  • Try and make your thumbs touch behind you… you won’t be able to, but this will force you into a deeper stretch. As you try and get your thumbs to touch behind you, gently exhale to get a slightly deeper stretch

To stretch the neck muscles:

  • First, place both arms by your sides so that your fingertips face the ground. Imagine there’s a light weight dangling from each of your hands, pulling your trapezius muscles down
  • Gently turn your head from side to side while keeping your arms at your sides with those imaginary weights pulling your arms toward the floor
  • As you gently and slowly turn your head to either side, exhale


To be sure that you maintain the strength of these muscles outside of the office, be sure that you incorporate some resistance training. In particular, you want to be sure to strengthen the hamstrings, lower back and abdominals.

Performing deadlifts, lower back extensions, holding the plank position, crunches, and sit-ups are helpful. Single leg extensions, pelvic tilts, and lying or standing bicycle twists can also be beneficial.


Desk job stretching tips - plank

When stretching, cobra pose and performing downward dog are wonderful. Cobra pose:

Desk job stretching tips - cobra pose

Tip on Remembering to Get Up & Move

Now you have all this knowledge, but how do we encourage ourselves to actually take these breaks? Working at a computer can be hypnotic… hours can pass without us even realizing it.

To be sure you’re getting those breaks in, one of the easiest things you can do is to put a reminder in your phone or on your electronic calendar at work.
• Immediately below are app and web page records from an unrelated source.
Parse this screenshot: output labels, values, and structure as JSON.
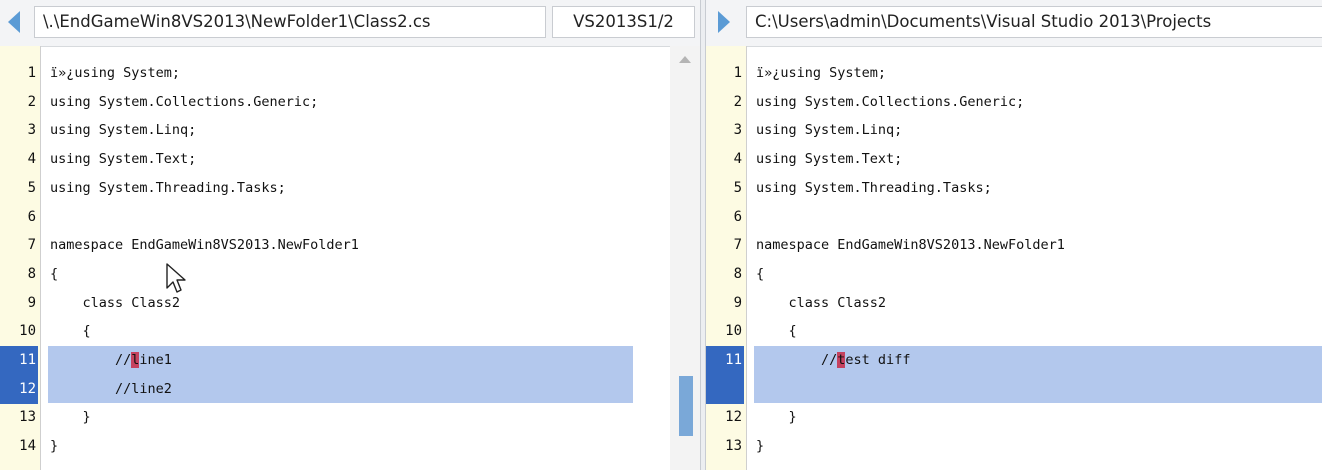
{
  "left": {
    "path": "\\.\\EndGameWin8VS2013\\NewFolder1\\Class2.cs",
    "branch": "VS2013S1/2",
    "lines": [
      {
        "num": "1",
        "text": "ï»¿using System;"
      },
      {
        "num": "2",
        "text": "using System.Collections.Generic;"
      },
      {
        "num": "3",
        "text": "using System.Linq;"
      },
      {
        "num": "4",
        "text": "using System.Text;"
      },
      {
        "num": "5",
        "text": "using System.Threading.Tasks;"
      },
      {
        "num": "6",
        "text": ""
      },
      {
        "num": "7",
        "text": "namespace EndGameWin8VS2013.NewFolder1"
      },
      {
        "num": "8",
        "text": "{"
      },
      {
        "num": "9",
        "text": "    class Class2"
      },
      {
        "num": "10",
        "text": "    {"
      },
      {
        "num": "11",
        "pre": "        //",
        "mark": "l",
        "post": "ine1"
      },
      {
        "num": "12",
        "text": "        //line2"
      },
      {
        "num": "13",
        "text": "    }"
      },
      {
        "num": "14",
        "text": "}"
      }
    ]
  },
  "right": {
    "path": "C:\\Users\\admin\\Documents\\Visual Studio 2013\\Projects",
    "lines": [
      {
        "num": "1",
        "text": "ï»¿using System;"
      },
      {
        "num": "2",
        "text": "using System.Collections.Generic;"
      },
      {
        "num": "3",
        "text": "using System.Linq;"
      },
      {
        "num": "4",
        "text": "using System.Text;"
      },
      {
        "num": "5",
        "text": "using System.Threading.Tasks;"
      },
      {
        "num": "6",
        "text": ""
      },
      {
        "num": "7",
        "text": "namespace EndGameWin8VS2013.NewFolder1"
      },
      {
        "num": "8",
        "text": "{"
      },
      {
        "num": "9",
        "text": "    class Class2"
      },
      {
        "num": "10",
        "text": "    {"
      },
      {
        "num": "11",
        "pre": "        //",
        "mark": "t",
        "post": "est diff"
      },
      {
        "num": "12",
        "text": "    }"
      },
      {
        "num": "13",
        "text": "}"
      }
    ]
  },
  "icons": {
    "left_nav": "previous-difference-arrow-icon",
    "right_nav": "next-difference-arrow-icon",
    "cursor": "mouse-pointer-icon",
    "scroll_up": "scroll-up-arrow-icon"
  },
  "colors": {
    "accent": "#5b9bd5",
    "gutter_bg": "#fdfbe3",
    "diff_highlight": "#b3c8ed",
    "selected_line_number": "#3468c0",
    "change_marker": "#c5425f"
  }
}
Set the reminder, so it goes off once every hour during the workday. If a reminder once every hour gets annoying because it’s too often, try setting it for every hour and a half or every 2 hours. It will still help!

Listen to Dr. Neal address this topic on Episode 505 of the podcast Optimal Health Daily.